“Green hydropower is a contradiction in terms, and distracts from more viable solutions to climate change,” says Winkler of International Rivers.
With megadams often proving too costly and environmentally destructive, more dam developers may be turning to “run-of-river” technology, in which the river’s water flows continuously through a hydropower station without a reservoir to store it. Such projects are generally considered more environmentally friendly, but they’re not flexible; they do not allow for water to be managed according to weather conditions.
One Massachusetts-based group, the Low Impact Hydropower Institute, advocates for hydropower to be added to existing dams in the United States, where currently only 3 percent of dams generate electricity. “Dams can play a key role in both energy production and nature conservation,” says Shannon Ames, the executive director of the institute. “When done sustainably, adding new hydro on a dam that’s already there can actually improve the river around it,” noting that rethinking things such as water flow and not destroying shorelines could be part of that process.
Then there are those who say we should stay away from dams altogether, and look for ways to improve water efficiency using nature-based solutions. Many ecologists say that protecting wetlands, for example, should be a priority, since those ecosystems act as natural sponges for floodwaters within a river basin.

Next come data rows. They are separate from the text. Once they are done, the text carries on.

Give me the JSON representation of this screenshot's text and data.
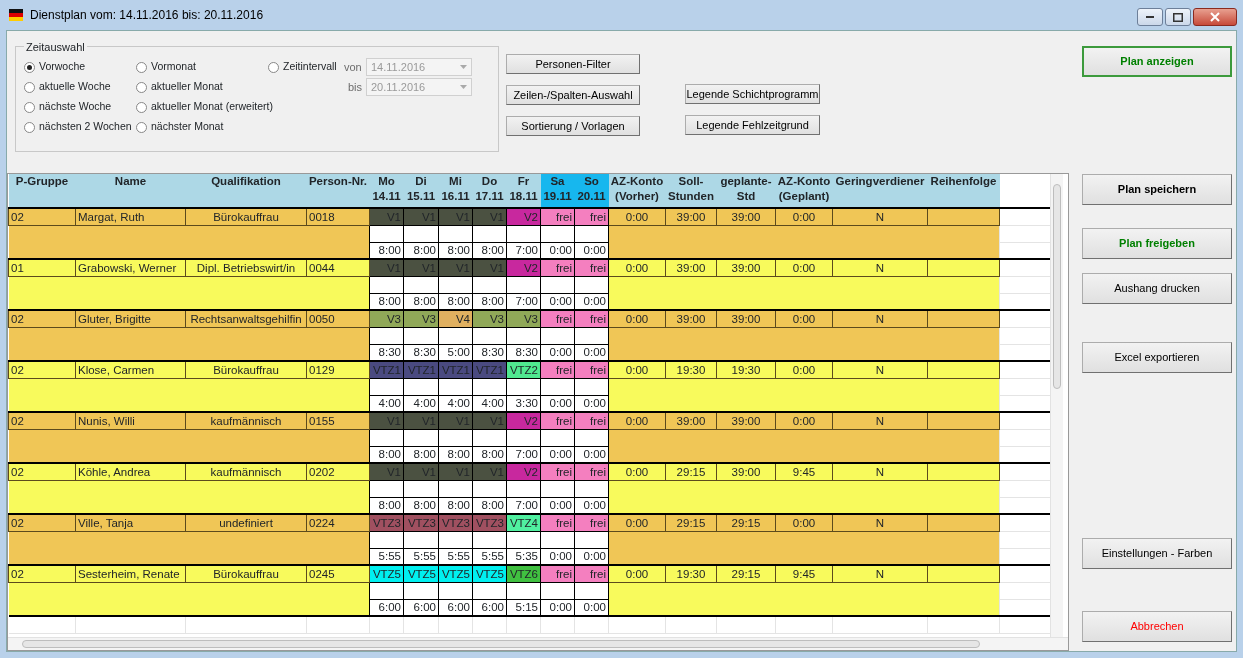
{
  "window": {
    "title": "Dienstplan vom: 14.11.2016 bis: 20.11.2016"
  },
  "time_selection": {
    "legend": "Zeitauswahl",
    "options": [
      {
        "label": "Vorwoche",
        "selected": true
      },
      {
        "label": "aktuelle Woche",
        "selected": false
      },
      {
        "label": "nächste Woche",
        "selected": false
      },
      {
        "label": "nächsten 2 Wochen",
        "selected": false
      },
      {
        "label": "Vormonat",
        "selected": false
      },
      {
        "label": "aktueller Monat",
        "selected": false
      },
      {
        "label": "aktueller Monat (erweitert)",
        "selected": false
      },
      {
        "label": "nächster Monat",
        "selected": false
      },
      {
        "label": "Zeitintervall",
        "selected": false
      }
    ],
    "interval": {
      "from_label": "von",
      "from": "14.11.2016",
      "to_label": "bis",
      "to": "20.11.2016",
      "disabled": true
    }
  },
  "filter_buttons": [
    {
      "label": "Personen-Filter"
    },
    {
      "label": "Zeilen-/Spalten-Auswahl"
    },
    {
      "label": "Sortierung / Vorlagen"
    }
  ],
  "legend_buttons": [
    {
      "label": "Legende Schichtprogramm"
    },
    {
      "label": "Legende Fehlzeitgrund"
    }
  ],
  "side_buttons": [
    {
      "label": "Plan anzeigen",
      "color": "#008000",
      "bold": true,
      "default": true
    },
    {
      "label": "Plan speichern",
      "color": "#000000",
      "bold": true,
      "default": false
    },
    {
      "label": "Plan freigeben",
      "color": "#008000",
      "bold": true,
      "default": false
    },
    {
      "label": "Aushang drucken",
      "color": "#000000",
      "bold": false,
      "default": false
    },
    {
      "label": "Excel exportieren",
      "color": "#000000",
      "bold": false,
      "default": false
    },
    {
      "label": "Einstellungen - Farben",
      "color": "#000000",
      "bold": false,
      "default": false
    },
    {
      "label": "Abbrechen",
      "color": "#ff0000",
      "bold": false,
      "default": false
    }
  ],
  "schedule": {
    "columns": [
      {
        "label": "P-Gruppe"
      },
      {
        "label": "Name"
      },
      {
        "label": "Qualifikation"
      },
      {
        "label": "Person-Nr."
      }
    ],
    "days": [
      {
        "day": "Mo",
        "date": "14.11",
        "weekend": false
      },
      {
        "day": "Di",
        "date": "15.11",
        "weekend": false
      },
      {
        "day": "Mi",
        "date": "16.11",
        "weekend": false
      },
      {
        "day": "Do",
        "date": "17.11",
        "weekend": false
      },
      {
        "day": "Fr",
        "date": "18.11",
        "weekend": false
      },
      {
        "day": "Sa",
        "date": "19.11",
        "weekend": true
      },
      {
        "day": "So",
        "date": "20.11",
        "weekend": true
      }
    ],
    "summary_columns": [
      {
        "label": "AZ-Konto (Vorher)"
      },
      {
        "label": "Soll-Stunden"
      },
      {
        "label": "geplante-Std"
      },
      {
        "label": "AZ-Konto (Geplant)"
      },
      {
        "label": "Geringverdiener"
      },
      {
        "label": "Reihenfolge"
      }
    ],
    "employees": [
      {
        "group": "02",
        "name": "Margat, Ruth",
        "qualification": "Bürokauffrau",
        "number": "0018",
        "color": "#f0c656",
        "shifts": [
          {
            "code": "V1",
            "color": "#4b5141"
          },
          {
            "code": "V1",
            "color": "#4b5141"
          },
          {
            "code": "V1",
            "color": "#4b5141"
          },
          {
            "code": "V1",
            "color": "#4b5141"
          },
          {
            "code": "V2",
            "color": "#c8289e"
          },
          {
            "code": "frei",
            "color": "#f47fbf"
          },
          {
            "code": "frei",
            "color": "#f47fbf"
          }
        ],
        "hours": [
          "8:00",
          "8:00",
          "8:00",
          "8:00",
          "7:00",
          "0:00",
          "0:00"
        ],
        "summary": [
          "0:00",
          "39:00",
          "39:00",
          "0:00",
          "N"
        ]
      },
      {
        "group": "01",
        "name": "Grabowski, Werner",
        "qualification": "Dipl. Betriebswirt/in",
        "number": "0044",
        "color": "#f8fa5c",
        "shifts": [
          {
            "code": "V1",
            "color": "#4b5141"
          },
          {
            "code": "V1",
            "color": "#4b5141"
          },
          {
            "code": "V1",
            "color": "#4b5141"
          },
          {
            "code": "V1",
            "color": "#4b5141"
          },
          {
            "code": "V2",
            "color": "#c8289e"
          },
          {
            "code": "frei",
            "color": "#f47fbf"
          },
          {
            "code": "frei",
            "color": "#f47fbf"
          }
        ],
        "hours": [
          "8:00",
          "8:00",
          "8:00",
          "8:00",
          "7:00",
          "0:00",
          "0:00"
        ],
        "summary": [
          "0:00",
          "39:00",
          "39:00",
          "0:00",
          "N"
        ]
      },
      {
        "group": "02",
        "name": "Gluter, Brigitte",
        "qualification": "Rechtsanwaltsgehilfin",
        "number": "0050",
        "color": "#f0c656",
        "shifts": [
          {
            "code": "V3",
            "color": "#90a858"
          },
          {
            "code": "V3",
            "color": "#90a858"
          },
          {
            "code": "V4",
            "color": "#e0b060"
          },
          {
            "code": "V3",
            "color": "#90a858"
          },
          {
            "code": "V3",
            "color": "#90a858"
          },
          {
            "code": "frei",
            "color": "#f47fbf"
          },
          {
            "code": "frei",
            "color": "#f47fbf"
          }
        ],
        "hours": [
          "8:30",
          "8:30",
          "5:00",
          "8:30",
          "8:30",
          "0:00",
          "0:00"
        ],
        "summary": [
          "0:00",
          "39:00",
          "39:00",
          "0:00",
          "N"
        ]
      },
      {
        "group": "02",
        "name": "Klose, Carmen",
        "qualification": "Bürokauffrau",
        "number": "0129",
        "color": "#f8fa5c",
        "shifts": [
          {
            "code": "VTZ1",
            "color": "#4a4a80"
          },
          {
            "code": "VTZ1",
            "color": "#4a4a80"
          },
          {
            "code": "VTZ1",
            "color": "#4a4a80"
          },
          {
            "code": "VTZ1",
            "color": "#4a4a80"
          },
          {
            "code": "VTZ2",
            "color": "#50e890"
          },
          {
            "code": "frei",
            "color": "#f47fbf"
          },
          {
            "code": "frei",
            "color": "#f47fbf"
          }
        ],
        "hours": [
          "4:00",
          "4:00",
          "4:00",
          "4:00",
          "3:30",
          "0:00",
          "0:00"
        ],
        "summary": [
          "0:00",
          "19:30",
          "19:30",
          "0:00",
          "N"
        ]
      },
      {
        "group": "02",
        "name": "Nunis, Willi",
        "qualification": "kaufmännisch",
        "number": "0155",
        "color": "#f0c656",
        "shifts": [
          {
            "code": "V1",
            "color": "#4b5141"
          },
          {
            "code": "V1",
            "color": "#4b5141"
          },
          {
            "code": "V1",
            "color": "#4b5141"
          },
          {
            "code": "V1",
            "color": "#4b5141"
          },
          {
            "code": "V2",
            "color": "#c8289e"
          },
          {
            "code": "frei",
            "color": "#f47fbf"
          },
          {
            "code": "frei",
            "color": "#f47fbf"
          }
        ],
        "hours": [
          "8:00",
          "8:00",
          "8:00",
          "8:00",
          "7:00",
          "0:00",
          "0:00"
        ],
        "summary": [
          "0:00",
          "39:00",
          "39:00",
          "0:00",
          "N"
        ]
      },
      {
        "group": "02",
        "name": "Köhle, Andrea",
        "qualification": "kaufmännisch",
        "number": "0202",
        "color": "#f8fa5c",
        "shifts": [
          {
            "code": "V1",
            "color": "#4b5141"
          },
          {
            "code": "V1",
            "color": "#4b5141"
          },
          {
            "code": "V1",
            "color": "#4b5141"
          },
          {
            "code": "V1",
            "color": "#4b5141"
          },
          {
            "code": "V2",
            "color": "#c8289e"
          },
          {
            "code": "frei",
            "color": "#f47fbf"
          },
          {
            "code": "frei",
            "color": "#f47fbf"
          }
        ],
        "hours": [
          "8:00",
          "8:00",
          "8:00",
          "8:00",
          "7:00",
          "0:00",
          "0:00"
        ],
        "summary": [
          "0:00",
          "29:15",
          "39:00",
          "9:45",
          "N"
        ]
      },
      {
        "group": "02",
        "name": "Ville, Tanja",
        "qualification": "undefiniert",
        "number": "0224",
        "color": "#f0c656",
        "shifts": [
          {
            "code": "VTZ3",
            "color": "#a05060"
          },
          {
            "code": "VTZ3",
            "color": "#a05060"
          },
          {
            "code": "VTZ3",
            "color": "#a05060"
          },
          {
            "code": "VTZ3",
            "color": "#a05060"
          },
          {
            "code": "VTZ4",
            "color": "#50f0a0"
          },
          {
            "code": "frei",
            "color": "#f47fbf"
          },
          {
            "code": "frei",
            "color": "#f47fbf"
          }
        ],
        "hours": [
          "5:55",
          "5:55",
          "5:55",
          "5:55",
          "5:35",
          "0:00",
          "0:00"
        ],
        "summary": [
          "0:00",
          "29:15",
          "29:15",
          "0:00",
          "N"
        ]
      },
      {
        "group": "02",
        "name": "Sesterheim, Renate",
        "qualification": "Bürokauffrau",
        "number": "0245",
        "color": "#f8fa5c",
        "shifts": [
          {
            "code": "VTZ5",
            "color": "#00f0f0"
          },
          {
            "code": "VTZ5",
            "color": "#00f0f0"
          },
          {
            "code": "VTZ5",
            "color": "#00f0f0"
          },
          {
            "code": "VTZ5",
            "color": "#00f0f0"
          },
          {
            "code": "VTZ6",
            "color": "#40c040"
          },
          {
            "code": "frei",
            "color": "#f47fbf"
          },
          {
            "code": "frei",
            "color": "#f47fbf"
          }
        ],
        "hours": [
          "6:00",
          "6:00",
          "6:00",
          "6:00",
          "5:15",
          "0:00",
          "0:00"
        ],
        "summary": [
          "0:00",
          "19:30",
          "29:15",
          "9:45",
          "N"
        ]
      }
    ]
  }
}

“We have turned river basins into economic machines that only serve people and not nature, and this creates more problems, like droughts and flooding,” says Herman Wanningen, the founder of the advocacy group Dam Removal Europe.
“We have to work with nature and not against it anymore.”